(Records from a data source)
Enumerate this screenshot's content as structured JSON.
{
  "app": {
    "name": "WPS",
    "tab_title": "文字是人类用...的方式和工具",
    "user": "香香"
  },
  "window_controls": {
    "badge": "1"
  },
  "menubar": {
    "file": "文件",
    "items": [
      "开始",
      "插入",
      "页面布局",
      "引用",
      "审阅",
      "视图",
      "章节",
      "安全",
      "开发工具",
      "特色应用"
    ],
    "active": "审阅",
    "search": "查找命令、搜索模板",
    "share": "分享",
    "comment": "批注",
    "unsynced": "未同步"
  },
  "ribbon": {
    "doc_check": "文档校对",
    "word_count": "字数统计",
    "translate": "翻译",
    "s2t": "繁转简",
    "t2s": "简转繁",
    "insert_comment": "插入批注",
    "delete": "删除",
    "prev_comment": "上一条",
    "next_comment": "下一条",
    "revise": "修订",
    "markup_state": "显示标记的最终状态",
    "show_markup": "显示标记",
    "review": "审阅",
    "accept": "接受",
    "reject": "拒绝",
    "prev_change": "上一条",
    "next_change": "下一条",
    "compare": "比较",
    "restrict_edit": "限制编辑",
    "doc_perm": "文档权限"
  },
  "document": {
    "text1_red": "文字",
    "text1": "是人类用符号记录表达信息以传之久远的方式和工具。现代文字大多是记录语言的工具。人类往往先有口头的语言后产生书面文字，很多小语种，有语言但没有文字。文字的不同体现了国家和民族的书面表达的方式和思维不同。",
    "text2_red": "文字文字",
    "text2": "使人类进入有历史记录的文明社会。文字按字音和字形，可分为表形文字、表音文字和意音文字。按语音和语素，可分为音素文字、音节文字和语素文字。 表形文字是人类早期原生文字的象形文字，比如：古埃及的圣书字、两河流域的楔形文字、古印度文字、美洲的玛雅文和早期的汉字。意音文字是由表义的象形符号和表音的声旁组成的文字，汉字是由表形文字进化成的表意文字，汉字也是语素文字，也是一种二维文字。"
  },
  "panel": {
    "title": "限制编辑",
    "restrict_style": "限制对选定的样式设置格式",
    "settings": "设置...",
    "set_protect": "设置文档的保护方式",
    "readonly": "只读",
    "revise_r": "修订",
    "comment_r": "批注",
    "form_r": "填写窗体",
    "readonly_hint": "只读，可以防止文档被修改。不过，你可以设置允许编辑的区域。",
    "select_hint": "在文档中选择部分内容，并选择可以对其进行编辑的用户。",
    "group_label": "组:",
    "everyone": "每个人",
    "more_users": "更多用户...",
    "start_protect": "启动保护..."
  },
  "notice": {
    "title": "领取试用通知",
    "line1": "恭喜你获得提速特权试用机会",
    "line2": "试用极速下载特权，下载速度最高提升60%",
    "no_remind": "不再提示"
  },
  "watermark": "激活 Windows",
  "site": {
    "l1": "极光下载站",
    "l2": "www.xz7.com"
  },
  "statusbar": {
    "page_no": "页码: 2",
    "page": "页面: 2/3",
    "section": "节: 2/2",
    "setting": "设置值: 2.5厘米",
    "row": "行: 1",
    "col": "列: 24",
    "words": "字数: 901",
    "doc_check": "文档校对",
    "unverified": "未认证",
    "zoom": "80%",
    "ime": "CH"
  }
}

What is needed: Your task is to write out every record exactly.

Reply to the task:
Enumerate this screenshot's content as structured JSON.
{
  "app": {
    "name": "WPS",
    "tab_title": "文字是人类用...的方式和工具",
    "user": "香香"
  },
  "window_controls": {
    "badge": "1"
  },
  "menubar": {
    "file": "文件",
    "items": [
      "开始",
      "插入",
      "页面布局",
      "引用",
      "审阅",
      "视图",
      "章节",
      "安全",
      "开发工具",
      "特色应用"
    ],
    "active": "审阅",
    "search": "查找命令、搜索模板",
    "share": "分享",
    "comment": "批注",
    "unsynced": "未同步"
  },
  "ribbon": {
    "doc_check": "文档校对",
    "word_count": "字数统计",
    "translate": "翻译",
    "s2t": "繁转简",
    "t2s": "简转繁",
    "insert_comment": "插入批注",
    "delete": "删除",
    "prev_comment": "上一条",
    "next_comment": "下一条",
    "revise": "修订",
    "markup_state": "显示标记的最终状态",
    "show_markup": "显示标记",
    "review": "审阅",
    "accept": "接受",
    "reject": "拒绝",
    "prev_change": "上一条",
    "next_change": "下一条",
    "compare": "比较",
    "restrict_edit": "限制编辑",
    "doc_perm": "文档权限"
  },
  "document": {
    "text1_red": "文字",
    "text1": "是人类用符号记录表达信息以传之久远的方式和工具。现代文字大多是记录语言的工具。人类往往先有口头的语言后产生书面文字，很多小语种，有语言但没有文字。文字的不同体现了国家和民族的书面表达的方式和思维不同。",
    "text2_red": "文字文字",
    "text2": "使人类进入有历史记录的文明社会。文字按字音和字形，可分为表形文字、表音文字和意音文字。按语音和语素，可分为音素文字、音节文字和语素文字。 表形文字是人类早期原生文字的象形文字，比如：古埃及的圣书字、两河流域的楔形文字、古印度文字、美洲的玛雅文和早期的汉字。意音文字是由表义的象形符号和表音的声旁组成的文字，汉字是由表形文字进化成的表意文字，汉字也是语素文字，也是一种二维文字。"
  },
  "panel": {
    "title": "限制编辑",
    "restrict_style": "限制对选定的样式设置格式",
    "settings": "设置...",
    "set_protect": "设置文档的保护方式",
    "readonly": "只读",
    "revise_r": "修订",
    "comment_r": "批注",
    "form_r": "填写窗体",
    "readonly_hint": "只读，可以防止文档被修改。不过，你可以设置允许编辑的区域。",
    "select_hint": "在文档中选择部分内容，并选择可以对其进行编辑的用户。",
    "group_label": "组:",
    "everyone": "每个人",
    "more_users": "更多用户...",
    "start_protect": "启动保护..."
  },
  "notice": {
    "title": "领取试用通知",
    "line1": "恭喜你获得提速特权试用机会",
    "line2": "试用极速下载特权，下载速度最高提升60%",
    "no_remind": "不再提示"
  },
  "watermark": "激活 Windows",
  "site": {
    "l1": "极光下载站",
    "l2": "www.xz7.com"
  },
  "statusbar": {
    "page_no": "页码: 2",
    "page": "页面: 2/3",
    "section": "节: 2/2",
    "setting": "设置值: 2.5厘米",
    "row": "行: 1",
    "col": "列: 24",
    "words": "字数: 901",
    "doc_check": "文档校对",
    "unverified": "未认证",
    "zoom": "80%",
    "ime": "CH"
  }
}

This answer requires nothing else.